Stylo also uses advertorials in design magazines etc. to attract talent, though they’ve yet to take on anyone via this approach to date. “We think that kind of thing will attract designers wanting to get into the retail space for instance,” says Shurville. “It’s not about recruitment per se, but about getting our brand name out there and getting people to understand what we’re all about.”
And retail design is an area where the company is looking to grow according to Wheeler, “especially interior design”. Yet there are other areas where recruitment is currently more of a key focus; installation and fabrication for instance.
“We have 64 staff at Stylo right now, but at any one time we can have more than 100 people working for us,” says Wheeler. “Many are freelance or subcontracted in certain departments. When it comes to installers we need people who understand that the job means difficult hours yet still show dedication. In fabrication we want people with specialist knowledge of using acrylics etc. We tend to go the route of advertising and word of mouth to find experienced people and maybe try the local press if we want trainees.”
Another avenue being explored in the recruitment of trainees is the Watford Works ‘Meet the Expert’ programme.

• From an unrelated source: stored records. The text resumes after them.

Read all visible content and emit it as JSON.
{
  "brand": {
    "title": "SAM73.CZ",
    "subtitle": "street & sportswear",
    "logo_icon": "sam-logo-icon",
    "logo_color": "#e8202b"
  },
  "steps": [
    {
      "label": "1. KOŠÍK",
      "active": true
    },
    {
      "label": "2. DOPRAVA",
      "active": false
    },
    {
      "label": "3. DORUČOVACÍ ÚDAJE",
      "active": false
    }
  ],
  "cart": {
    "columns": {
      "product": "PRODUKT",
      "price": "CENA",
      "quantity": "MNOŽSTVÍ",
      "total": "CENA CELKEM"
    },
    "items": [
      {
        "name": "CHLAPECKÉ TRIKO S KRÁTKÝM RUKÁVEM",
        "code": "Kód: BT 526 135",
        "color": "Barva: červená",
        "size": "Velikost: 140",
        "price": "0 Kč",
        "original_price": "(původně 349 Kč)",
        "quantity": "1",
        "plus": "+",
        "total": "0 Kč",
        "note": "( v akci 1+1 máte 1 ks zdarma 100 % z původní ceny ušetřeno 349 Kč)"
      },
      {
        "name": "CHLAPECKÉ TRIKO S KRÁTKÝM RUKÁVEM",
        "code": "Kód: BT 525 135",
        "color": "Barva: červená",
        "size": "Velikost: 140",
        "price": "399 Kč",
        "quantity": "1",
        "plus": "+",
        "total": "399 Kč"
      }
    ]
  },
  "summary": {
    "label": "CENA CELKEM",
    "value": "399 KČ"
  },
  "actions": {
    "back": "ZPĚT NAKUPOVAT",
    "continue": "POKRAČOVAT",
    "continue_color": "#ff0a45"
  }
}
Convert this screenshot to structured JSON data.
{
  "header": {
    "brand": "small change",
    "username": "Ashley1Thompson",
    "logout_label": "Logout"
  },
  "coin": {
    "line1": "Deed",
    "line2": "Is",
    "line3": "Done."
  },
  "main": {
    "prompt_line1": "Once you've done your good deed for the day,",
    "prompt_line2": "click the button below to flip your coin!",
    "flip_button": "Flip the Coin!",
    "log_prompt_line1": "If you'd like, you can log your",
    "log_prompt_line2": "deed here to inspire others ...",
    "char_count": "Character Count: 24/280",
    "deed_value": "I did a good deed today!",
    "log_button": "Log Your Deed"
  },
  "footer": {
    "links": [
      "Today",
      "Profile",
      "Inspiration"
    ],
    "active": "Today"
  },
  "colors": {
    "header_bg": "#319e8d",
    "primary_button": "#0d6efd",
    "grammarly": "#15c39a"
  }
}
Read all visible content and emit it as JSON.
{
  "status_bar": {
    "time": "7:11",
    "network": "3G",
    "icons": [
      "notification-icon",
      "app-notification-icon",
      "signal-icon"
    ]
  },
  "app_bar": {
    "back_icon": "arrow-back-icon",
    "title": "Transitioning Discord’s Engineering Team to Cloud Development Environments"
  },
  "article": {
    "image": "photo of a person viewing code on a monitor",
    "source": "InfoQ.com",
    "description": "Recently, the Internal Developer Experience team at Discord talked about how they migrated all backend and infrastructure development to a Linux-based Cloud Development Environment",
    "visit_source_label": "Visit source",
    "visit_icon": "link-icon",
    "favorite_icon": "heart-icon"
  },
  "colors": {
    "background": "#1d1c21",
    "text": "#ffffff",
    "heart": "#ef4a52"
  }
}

Run by the Watford Football Club Community Trust to get 16 – 24-year-olds into further education, training or work, the ‘Meet the expert’ seminars run every four of five weeks. “For just over a year I’ve been going along to some of these meetings, where I talk about how I got started, give the youngsters advice and work with them on their CVs, presentation etc.” says Wheeler.
Currently Stylo has no youngsters on board via this programme, but it has through an apprenticeship scheme it helped develop. Jack Wheeler (Simon’s nephew in case you were wondering) has come through an 18 month on-site print production based apprenticeship.
“I didn’t know what I wanted to do when I left school,” says the younger Wheeler, “but this opportunity was offered to me and having known the company since I was much younger I thought I’d give it a go. Since being here I’ve learned so much more about how graphics are made that it’s made me want to stay.”
His uncle explains: “I could see potential in my nephew and started looking at apprenticeships, but I couldn’t find anything specific enough to what we do at Stylo. We worked with the training provider to build a scheme around our industry, specifically print production on aqueous, solvent, latex and UV technology. Now Jack is one of our most qualified production staff.”
Wheeler says the course could run again “if we have the need and there’s the right person”. But for now the focus is on increasing Stylo’s appeal to youngsters in a wider sense, so that it has a pool of talent that it can draw on for as yet unspecified roles across the business.
“It’s all about putting the company in a position where it’s an attractive proposition so that you get the CVs coming in, and then about having the ability to spot someone with that spark and enthusiasm.”